Segment Start: INFORMATION SUPPLIED
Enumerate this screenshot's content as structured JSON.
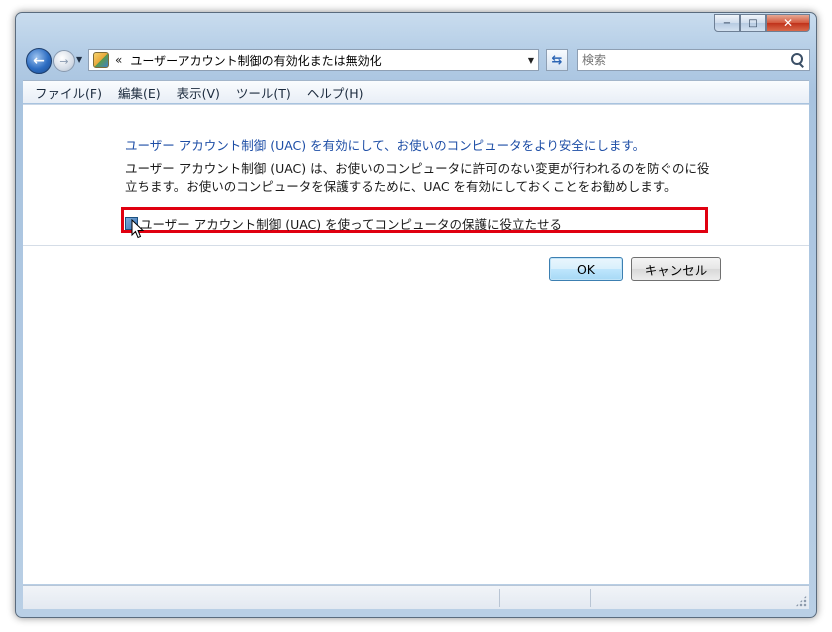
{
  "window": {
    "caption": {
      "minimize": "−",
      "maximize": "□",
      "close": "✕"
    }
  },
  "navbar": {
    "back_glyph": "←",
    "forward_glyph": "→",
    "dropdown_glyph": "▼",
    "address": {
      "icon": "user-accounts-icon",
      "chevron": "«",
      "path": "ユーザーアカウント制御の有効化または無効化",
      "dropdown_glyph": "▼"
    },
    "refresh_glyph": "⇆",
    "search": {
      "placeholder": "検索"
    }
  },
  "menubar": {
    "items": [
      {
        "label": "ファイル(F)"
      },
      {
        "label": "編集(E)"
      },
      {
        "label": "表示(V)"
      },
      {
        "label": "ツール(T)"
      },
      {
        "label": "ヘルプ(H)"
      }
    ]
  },
  "main": {
    "heading": "ユーザー アカウント制御 (UAC) を有効にして、お使いのコンピュータをより安全にします。",
    "description": "ユーザー アカウント制御 (UAC) は、お使いのコンピュータに許可のない変更が行われるのを防ぐのに役立ちます。お使いのコンピュータを保護するために、UAC を有効にしておくことをお勧めします。",
    "checkbox": {
      "label": "ユーザー アカウント制御 (UAC) を使ってコンピュータの保護に役立たせる",
      "checked": true
    },
    "buttons": {
      "ok": "OK",
      "cancel": "キャンセル"
    }
  },
  "colors": {
    "heading": "#1e4ea6",
    "highlight_border": "#e00010",
    "close_button": "#c0321b"
  }
}
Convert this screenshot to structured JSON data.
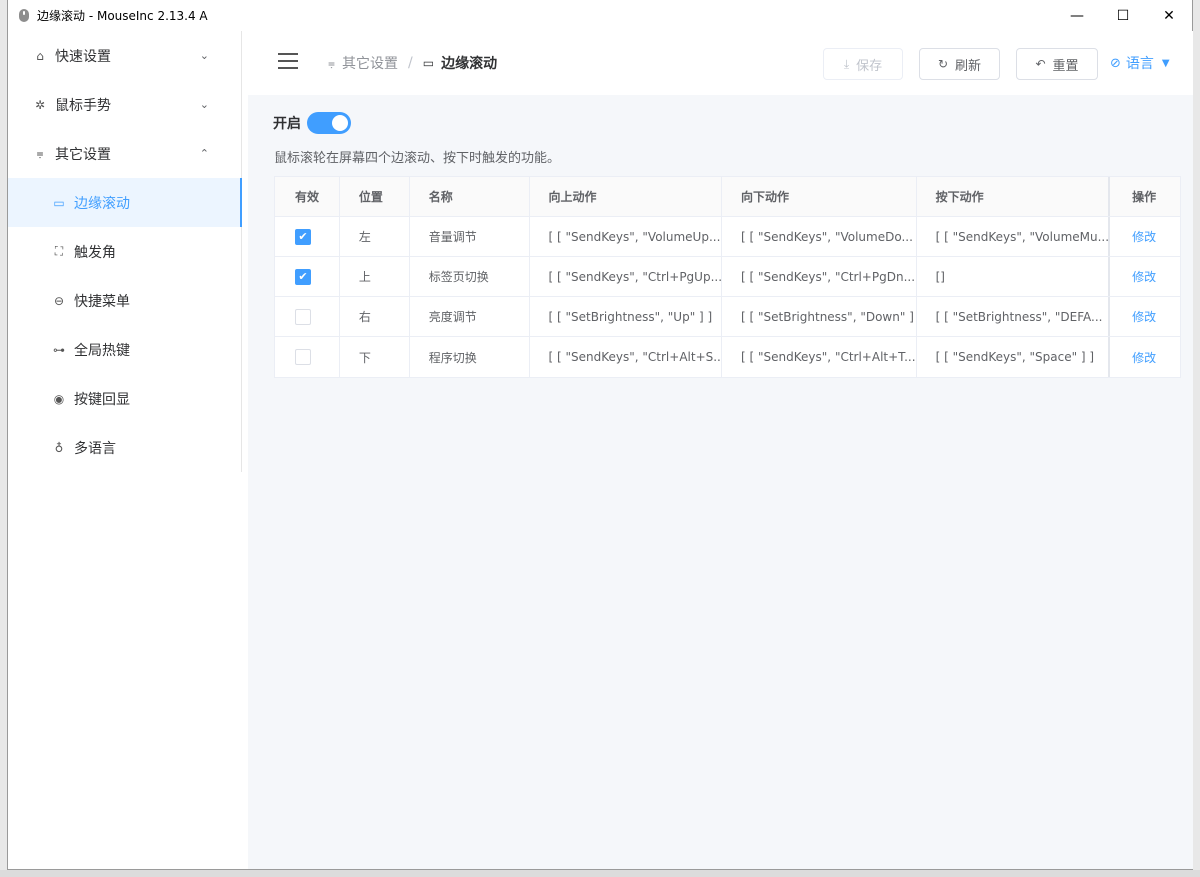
{
  "window": {
    "title": "边缘滚动 - MouseInc 2.13.4 A",
    "controls": {
      "minimize": "—",
      "maximize": "☐",
      "close": "✕"
    }
  },
  "sidebar": {
    "items": [
      {
        "label": "快速设置",
        "icon": "home-icon",
        "glyph": "⌂",
        "arrow": "⌄"
      },
      {
        "label": "鼠标手势",
        "icon": "gear-icon",
        "glyph": "✲",
        "arrow": "⌄"
      },
      {
        "label": "其它设置",
        "icon": "sliders-icon",
        "glyph": "⩦",
        "arrow": "⌃"
      }
    ],
    "subitems": [
      {
        "label": "边缘滚动",
        "icon": "monitor-icon",
        "glyph": "▭",
        "active": true
      },
      {
        "label": "触发角",
        "icon": "corners-icon",
        "glyph": "⛶"
      },
      {
        "label": "快捷菜单",
        "icon": "link-icon",
        "glyph": "⊖"
      },
      {
        "label": "全局热键",
        "icon": "key-icon",
        "glyph": "⊶"
      },
      {
        "label": "按键回显",
        "icon": "eye-icon",
        "glyph": "◉"
      },
      {
        "label": "多语言",
        "icon": "microphone-icon",
        "glyph": "♁"
      }
    ]
  },
  "breadcrumb": {
    "parent": "其它设置",
    "parent_icon": "⩦",
    "separator": "/",
    "current": "边缘滚动",
    "current_icon": "▭"
  },
  "toolbar": {
    "save_label": "保存",
    "save_icon": "⤓",
    "refresh_label": "刷新",
    "refresh_icon": "↻",
    "reset_label": "重置",
    "reset_icon": "↶",
    "language_label": "语言",
    "language_icon": "⊘",
    "language_caret": "▼"
  },
  "settings": {
    "enable_label": "开启",
    "enabled": true,
    "description": "鼠标滚轮在屏幕四个边滚动、按下时触发的功能。"
  },
  "table": {
    "headers": [
      "有效",
      "位置",
      "名称",
      "向上动作",
      "向下动作",
      "按下动作",
      "操作"
    ],
    "rows": [
      {
        "enabled": true,
        "position": "左",
        "name": "音量调节",
        "up": "[ [ \"SendKeys\", \"VolumeUp...",
        "down": "[ [ \"SendKeys\", \"VolumeDo...",
        "press": "[ [ \"SendKeys\", \"VolumeMu...",
        "action": "修改"
      },
      {
        "enabled": true,
        "position": "上",
        "name": "标签页切换",
        "up": "[ [ \"SendKeys\", \"Ctrl+PgUp...",
        "down": "[ [ \"SendKeys\", \"Ctrl+PgDn...",
        "press": "[]",
        "action": "修改"
      },
      {
        "enabled": false,
        "position": "右",
        "name": "亮度调节",
        "up": "[ [ \"SetBrightness\", \"Up\" ] ]",
        "down": "[ [ \"SetBrightness\", \"Down\" ] ]",
        "press": "[ [ \"SetBrightness\", \"DEFA...",
        "action": "修改"
      },
      {
        "enabled": false,
        "position": "下",
        "name": "程序切换",
        "up": "[ [ \"SendKeys\", \"Ctrl+Alt+S...",
        "down": "[ [ \"SendKeys\", \"Ctrl+Alt+T...",
        "press": "[ [ \"SendKeys\", \"Space\" ] ]",
        "action": "修改"
      }
    ]
  },
  "colors": {
    "accent": "#409eff",
    "active_bg": "#ecf5ff",
    "content_bg": "#f5f7fa"
  }
}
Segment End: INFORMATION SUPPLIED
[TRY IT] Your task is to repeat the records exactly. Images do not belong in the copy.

[OUTPUT BELOW]
Enumerate this screenshot's content as structured JSON.
{
  "window": {
    "caption": {
      "minimize": "−",
      "maximize": "□",
      "close": "✕"
    }
  },
  "navbar": {
    "back_glyph": "←",
    "forward_glyph": "→",
    "dropdown_glyph": "▼",
    "address": {
      "icon": "user-accounts-icon",
      "chevron": "«",
      "path": "ユーザーアカウント制御の有効化または無効化",
      "dropdown_glyph": "▼"
    },
    "refresh_glyph": "⇆",
    "search": {
      "placeholder": "検索"
    }
  },
  "menubar": {
    "items": [
      {
        "label": "ファイル(F)"
      },
      {
        "label": "編集(E)"
      },
      {
        "label": "表示(V)"
      },
      {
        "label": "ツール(T)"
      },
      {
        "label": "ヘルプ(H)"
      }
    ]
  },
  "main": {
    "heading": "ユーザー アカウント制御 (UAC) を有効にして、お使いのコンピュータをより安全にします。",
    "description": "ユーザー アカウント制御 (UAC) は、お使いのコンピュータに許可のない変更が行われるのを防ぐのに役立ちます。お使いのコンピュータを保護するために、UAC を有効にしておくことをお勧めします。",
    "checkbox": {
      "label": "ユーザー アカウント制御 (UAC) を使ってコンピュータの保護に役立たせる",
      "checked": true
    },
    "buttons": {
      "ok": "OK",
      "cancel": "キャンセル"
    }
  },
  "colors": {
    "heading": "#1e4ea6",
    "highlight_border": "#e00010",
    "close_button": "#c0321b"
  }
}
Convert this screenshot to structured JSON data.
{
  "window": {
    "title": "边缘滚动 - MouseInc 2.13.4 A",
    "controls": {
      "minimize": "—",
      "maximize": "☐",
      "close": "✕"
    }
  },
  "sidebar": {
    "items": [
      {
        "label": "快速设置",
        "icon": "home-icon",
        "glyph": "⌂",
        "arrow": "⌄"
      },
      {
        "label": "鼠标手势",
        "icon": "gear-icon",
        "glyph": "✲",
        "arrow": "⌄"
      },
      {
        "label": "其它设置",
        "icon": "sliders-icon",
        "glyph": "⩦",
        "arrow": "⌃"
      }
    ],
    "subitems": [
      {
        "label": "边缘滚动",
        "icon": "monitor-icon",
        "glyph": "▭",
        "active": true
      },
      {
        "label": "触发角",
        "icon": "corners-icon",
        "glyph": "⛶"
      },
      {
        "label": "快捷菜单",
        "icon": "link-icon",
        "glyph": "⊖"
      },
      {
        "label": "全局热键",
        "icon": "key-icon",
        "glyph": "⊶"
      },
      {
        "label": "按键回显",
        "icon": "eye-icon",
        "glyph": "◉"
      },
      {
        "label": "多语言",
        "icon": "microphone-icon",
        "glyph": "♁"
      }
    ]
  },
  "breadcrumb": {
    "parent": "其它设置",
    "parent_icon": "⩦",
    "separator": "/",
    "current": "边缘滚动",
    "current_icon": "▭"
  },
  "toolbar": {
    "save_label": "保存",
    "save_icon": "⤓",
    "refresh_label": "刷新",
    "refresh_icon": "↻",
    "reset_label": "重置",
    "reset_icon": "↶",
    "language_label": "语言",
    "language_icon": "⊘",
    "language_caret": "▼"
  },
  "settings": {
    "enable_label": "开启",
    "enabled": true,
    "description": "鼠标滚轮在屏幕四个边滚动、按下时触发的功能。"
  },
  "table": {
    "headers": [
      "有效",
      "位置",
      "名称",
      "向上动作",
      "向下动作",
      "按下动作",
      "操作"
    ],
    "rows": [
      {
        "enabled": true,
        "position": "左",
        "name": "音量调节",
        "up": "[ [ \"SendKeys\", \"VolumeUp...",
        "down": "[ [ \"SendKeys\", \"VolumeDo...",
        "press": "[ [ \"SendKeys\", \"VolumeMu...",
        "action": "修改"
      },
      {
        "enabled": true,
        "position": "上",
        "name": "标签页切换",
        "up": "[ [ \"SendKeys\", \"Ctrl+PgUp...",
        "down": "[ [ \"SendKeys\", \"Ctrl+PgDn...",
        "press": "[]",
        "action": "修改"
      },
      {
        "enabled": false,
        "position": "右",
        "name": "亮度调节",
        "up": "[ [ \"SetBrightness\", \"Up\" ] ]",
        "down": "[ [ \"SetBrightness\", \"Down\" ] ]",
        "press": "[ [ \"SetBrightness\", \"DEFA...",
        "action": "修改"
      },
      {
        "enabled": false,
        "position": "下",
        "name": "程序切换",
        "up": "[ [ \"SendKeys\", \"Ctrl+Alt+S...",
        "down": "[ [ \"SendKeys\", \"Ctrl+Alt+T...",
        "press": "[ [ \"SendKeys\", \"Space\" ] ]",
        "action": "修改"
      }
    ]
  },
  "colors": {
    "accent": "#409eff",
    "active_bg": "#ecf5ff",
    "content_bg": "#f5f7fa"
  }
}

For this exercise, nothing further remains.